— Data to examine —
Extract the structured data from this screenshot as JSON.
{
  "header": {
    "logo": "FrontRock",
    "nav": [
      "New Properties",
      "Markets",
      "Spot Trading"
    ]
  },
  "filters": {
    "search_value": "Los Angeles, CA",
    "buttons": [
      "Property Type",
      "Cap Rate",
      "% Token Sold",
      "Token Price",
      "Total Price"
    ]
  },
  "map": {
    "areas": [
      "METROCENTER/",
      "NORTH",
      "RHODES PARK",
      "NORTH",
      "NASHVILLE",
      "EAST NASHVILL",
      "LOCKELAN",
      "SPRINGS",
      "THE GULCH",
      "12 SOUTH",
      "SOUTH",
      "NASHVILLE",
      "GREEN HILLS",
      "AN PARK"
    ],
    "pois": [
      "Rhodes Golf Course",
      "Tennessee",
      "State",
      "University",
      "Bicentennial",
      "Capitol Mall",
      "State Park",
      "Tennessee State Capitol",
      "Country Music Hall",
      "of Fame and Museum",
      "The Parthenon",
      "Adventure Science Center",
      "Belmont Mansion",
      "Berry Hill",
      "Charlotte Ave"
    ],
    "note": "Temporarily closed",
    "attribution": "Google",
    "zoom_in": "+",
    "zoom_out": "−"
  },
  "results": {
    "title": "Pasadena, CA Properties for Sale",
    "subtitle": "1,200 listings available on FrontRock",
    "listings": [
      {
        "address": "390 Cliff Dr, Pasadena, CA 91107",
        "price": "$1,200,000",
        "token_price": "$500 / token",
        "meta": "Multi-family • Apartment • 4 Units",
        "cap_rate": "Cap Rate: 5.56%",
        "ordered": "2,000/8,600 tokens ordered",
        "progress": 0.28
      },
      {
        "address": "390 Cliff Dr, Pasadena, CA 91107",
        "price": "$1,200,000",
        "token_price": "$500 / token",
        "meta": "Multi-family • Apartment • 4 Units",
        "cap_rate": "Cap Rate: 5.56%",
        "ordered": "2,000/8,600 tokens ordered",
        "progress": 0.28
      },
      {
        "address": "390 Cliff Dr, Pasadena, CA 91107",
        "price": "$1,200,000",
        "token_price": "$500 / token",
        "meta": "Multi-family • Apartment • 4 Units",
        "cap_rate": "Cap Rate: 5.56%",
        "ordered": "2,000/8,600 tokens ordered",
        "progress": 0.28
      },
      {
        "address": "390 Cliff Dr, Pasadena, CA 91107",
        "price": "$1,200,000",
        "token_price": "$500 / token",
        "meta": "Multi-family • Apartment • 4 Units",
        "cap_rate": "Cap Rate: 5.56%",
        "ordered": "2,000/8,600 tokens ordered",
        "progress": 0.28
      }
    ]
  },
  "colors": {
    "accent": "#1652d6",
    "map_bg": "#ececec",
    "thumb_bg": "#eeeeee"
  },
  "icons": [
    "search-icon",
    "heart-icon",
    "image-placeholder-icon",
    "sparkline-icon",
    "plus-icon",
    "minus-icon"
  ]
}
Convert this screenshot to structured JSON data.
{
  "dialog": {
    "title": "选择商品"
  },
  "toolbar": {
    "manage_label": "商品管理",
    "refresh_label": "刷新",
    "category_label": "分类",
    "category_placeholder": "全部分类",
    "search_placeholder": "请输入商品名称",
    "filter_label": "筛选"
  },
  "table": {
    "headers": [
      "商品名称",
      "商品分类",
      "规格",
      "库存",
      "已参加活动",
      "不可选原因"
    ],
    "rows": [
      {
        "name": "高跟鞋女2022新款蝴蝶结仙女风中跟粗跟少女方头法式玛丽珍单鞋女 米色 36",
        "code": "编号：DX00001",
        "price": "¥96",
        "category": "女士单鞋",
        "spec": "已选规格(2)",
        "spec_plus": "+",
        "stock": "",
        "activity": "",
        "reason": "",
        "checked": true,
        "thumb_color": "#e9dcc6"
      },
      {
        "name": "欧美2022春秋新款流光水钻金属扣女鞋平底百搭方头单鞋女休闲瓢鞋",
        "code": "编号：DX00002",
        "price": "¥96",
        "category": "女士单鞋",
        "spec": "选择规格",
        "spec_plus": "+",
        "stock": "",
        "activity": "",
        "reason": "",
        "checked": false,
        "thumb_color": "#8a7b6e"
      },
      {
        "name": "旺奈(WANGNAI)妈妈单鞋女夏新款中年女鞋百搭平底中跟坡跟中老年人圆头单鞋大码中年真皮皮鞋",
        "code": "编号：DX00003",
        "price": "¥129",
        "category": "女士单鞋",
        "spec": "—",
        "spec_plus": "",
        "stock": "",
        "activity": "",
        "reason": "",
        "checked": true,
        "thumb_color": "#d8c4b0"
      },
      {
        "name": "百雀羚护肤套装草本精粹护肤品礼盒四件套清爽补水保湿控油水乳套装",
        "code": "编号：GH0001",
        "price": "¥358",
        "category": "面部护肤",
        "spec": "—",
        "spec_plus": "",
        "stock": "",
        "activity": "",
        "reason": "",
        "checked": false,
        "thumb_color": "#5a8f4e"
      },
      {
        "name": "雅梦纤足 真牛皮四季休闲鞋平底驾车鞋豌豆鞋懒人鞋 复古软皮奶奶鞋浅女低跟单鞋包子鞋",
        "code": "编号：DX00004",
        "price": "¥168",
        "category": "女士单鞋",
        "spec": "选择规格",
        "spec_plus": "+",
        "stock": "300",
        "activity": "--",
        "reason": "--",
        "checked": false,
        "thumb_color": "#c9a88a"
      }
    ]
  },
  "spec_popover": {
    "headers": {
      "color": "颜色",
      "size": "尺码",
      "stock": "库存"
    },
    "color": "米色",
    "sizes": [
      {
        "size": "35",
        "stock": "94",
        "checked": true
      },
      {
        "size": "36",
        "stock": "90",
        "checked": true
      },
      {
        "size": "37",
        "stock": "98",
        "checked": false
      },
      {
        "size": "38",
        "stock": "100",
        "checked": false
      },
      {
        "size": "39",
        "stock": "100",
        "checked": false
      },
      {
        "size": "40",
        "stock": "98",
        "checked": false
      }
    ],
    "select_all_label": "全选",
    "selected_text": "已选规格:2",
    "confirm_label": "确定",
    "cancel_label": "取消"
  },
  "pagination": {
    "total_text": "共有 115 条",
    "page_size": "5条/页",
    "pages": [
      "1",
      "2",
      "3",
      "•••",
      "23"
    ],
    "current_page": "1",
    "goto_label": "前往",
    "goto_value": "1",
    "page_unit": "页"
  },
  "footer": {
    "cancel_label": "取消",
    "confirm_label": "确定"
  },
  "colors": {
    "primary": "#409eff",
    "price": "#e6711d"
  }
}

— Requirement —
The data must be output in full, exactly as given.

— Exercise answer —
Extract the structured data from this screenshot as JSON.
{
  "header": {
    "logo": "FrontRock",
    "nav": [
      "New Properties",
      "Markets",
      "Spot Trading"
    ]
  },
  "filters": {
    "search_value": "Los Angeles, CA",
    "buttons": [
      "Property Type",
      "Cap Rate",
      "% Token Sold",
      "Token Price",
      "Total Price"
    ]
  },
  "map": {
    "areas": [
      "METROCENTER/",
      "NORTH",
      "RHODES PARK",
      "NORTH",
      "NASHVILLE",
      "EAST NASHVILL",
      "LOCKELAN",
      "SPRINGS",
      "THE GULCH",
      "12 SOUTH",
      "SOUTH",
      "NASHVILLE",
      "GREEN HILLS",
      "AN PARK"
    ],
    "pois": [
      "Rhodes Golf Course",
      "Tennessee",
      "State",
      "University",
      "Bicentennial",
      "Capitol Mall",
      "State Park",
      "Tennessee State Capitol",
      "Country Music Hall",
      "of Fame and Museum",
      "The Parthenon",
      "Adventure Science Center",
      "Belmont Mansion",
      "Berry Hill",
      "Charlotte Ave"
    ],
    "note": "Temporarily closed",
    "attribution": "Google",
    "zoom_in": "+",
    "zoom_out": "−"
  },
  "results": {
    "title": "Pasadena, CA Properties for Sale",
    "subtitle": "1,200 listings available on FrontRock",
    "listings": [
      {
        "address": "390 Cliff Dr, Pasadena, CA 91107",
        "price": "$1,200,000",
        "token_price": "$500 / token",
        "meta": "Multi-family • Apartment • 4 Units",
        "cap_rate": "Cap Rate: 5.56%",
        "ordered": "2,000/8,600 tokens ordered",
        "progress": 0.28
      },
      {
        "address": "390 Cliff Dr, Pasadena, CA 91107",
        "price": "$1,200,000",
        "token_price": "$500 / token",
        "meta": "Multi-family • Apartment • 4 Units",
        "cap_rate": "Cap Rate: 5.56%",
        "ordered": "2,000/8,600 tokens ordered",
        "progress": 0.28
      },
      {
        "address": "390 Cliff Dr, Pasadena, CA 91107",
        "price": "$1,200,000",
        "token_price": "$500 / token",
        "meta": "Multi-family • Apartment • 4 Units",
        "cap_rate": "Cap Rate: 5.56%",
        "ordered": "2,000/8,600 tokens ordered",
        "progress": 0.28
      },
      {
        "address": "390 Cliff Dr, Pasadena, CA 91107",
        "price": "$1,200,000",
        "token_price": "$500 / token",
        "meta": "Multi-family • Apartment • 4 Units",
        "cap_rate": "Cap Rate: 5.56%",
        "ordered": "2,000/8,600 tokens ordered",
        "progress": 0.28
      }
    ]
  },
  "colors": {
    "accent": "#1652d6",
    "map_bg": "#ececec",
    "thumb_bg": "#eeeeee"
  },
  "icons": [
    "search-icon",
    "heart-icon",
    "image-placeholder-icon",
    "sparkline-icon",
    "plus-icon",
    "minus-icon"
  ]
}
Convert this screenshot to structured JSON data.
{
  "dialog": {
    "title": "选择商品"
  },
  "toolbar": {
    "manage_label": "商品管理",
    "refresh_label": "刷新",
    "category_label": "分类",
    "category_placeholder": "全部分类",
    "search_placeholder": "请输入商品名称",
    "filter_label": "筛选"
  },
  "table": {
    "headers": [
      "商品名称",
      "商品分类",
      "规格",
      "库存",
      "已参加活动",
      "不可选原因"
    ],
    "rows": [
      {
        "name": "高跟鞋女2022新款蝴蝶结仙女风中跟粗跟少女方头法式玛丽珍单鞋女 米色 36",
        "code": "编号：DX00001",
        "price": "¥96",
        "category": "女士单鞋",
        "spec": "已选规格(2)",
        "spec_plus": "+",
        "stock": "",
        "activity": "",
        "reason": "",
        "checked": true,
        "thumb_color": "#e9dcc6"
      },
      {
        "name": "欧美2022春秋新款流光水钻金属扣女鞋平底百搭方头单鞋女休闲瓢鞋",
        "code": "编号：DX00002",
        "price": "¥96",
        "category": "女士单鞋",
        "spec": "选择规格",
        "spec_plus": "+",
        "stock": "",
        "activity": "",
        "reason": "",
        "checked": false,
        "thumb_color": "#8a7b6e"
      },
      {
        "name": "旺奈(WANGNAI)妈妈单鞋女夏新款中年女鞋百搭平底中跟坡跟中老年人圆头单鞋大码中年真皮皮鞋",
        "code": "编号：DX00003",
        "price": "¥129",
        "category": "女士单鞋",
        "spec": "—",
        "spec_plus": "",
        "stock": "",
        "activity": "",
        "reason": "",
        "checked": true,
        "thumb_color": "#d8c4b0"
      },
      {
        "name": "百雀羚护肤套装草本精粹护肤品礼盒四件套清爽补水保湿控油水乳套装",
        "code": "编号：GH0001",
        "price": "¥358",
        "category": "面部护肤",
        "spec": "—",
        "spec_plus": "",
        "stock": "",
        "activity": "",
        "reason": "",
        "checked": false,
        "thumb_color": "#5a8f4e"
      },
      {
        "name": "雅梦纤足 真牛皮四季休闲鞋平底驾车鞋豌豆鞋懒人鞋 复古软皮奶奶鞋浅女低跟单鞋包子鞋",
        "code": "编号：DX00004",
        "price": "¥168",
        "category": "女士单鞋",
        "spec": "选择规格",
        "spec_plus": "+",
        "stock": "300",
        "activity": "--",
        "reason": "--",
        "checked": false,
        "thumb_color": "#c9a88a"
      }
    ]
  },
  "spec_popover": {
    "headers": {
      "color": "颜色",
      "size": "尺码",
      "stock": "库存"
    },
    "color": "米色",
    "sizes": [
      {
        "size": "35",
        "stock": "94",
        "checked": true
      },
      {
        "size": "36",
        "stock": "90",
        "checked": true
      },
      {
        "size": "37",
        "stock": "98",
        "checked": false
      },
      {
        "size": "38",
        "stock": "100",
        "checked": false
      },
      {
        "size": "39",
        "stock": "100",
        "checked": false
      },
      {
        "size": "40",
        "stock": "98",
        "checked": false
      }
    ],
    "select_all_label": "全选",
    "selected_text": "已选规格:2",
    "confirm_label": "确定",
    "cancel_label": "取消"
  },
  "pagination": {
    "total_text": "共有 115 条",
    "page_size": "5条/页",
    "pages": [
      "1",
      "2",
      "3",
      "•••",
      "23"
    ],
    "current_page": "1",
    "goto_label": "前往",
    "goto_value": "1",
    "page_unit": "页"
  },
  "footer": {
    "cancel_label": "取消",
    "confirm_label": "确定"
  },
  "colors": {
    "primary": "#409eff",
    "price": "#e6711d"
  }
}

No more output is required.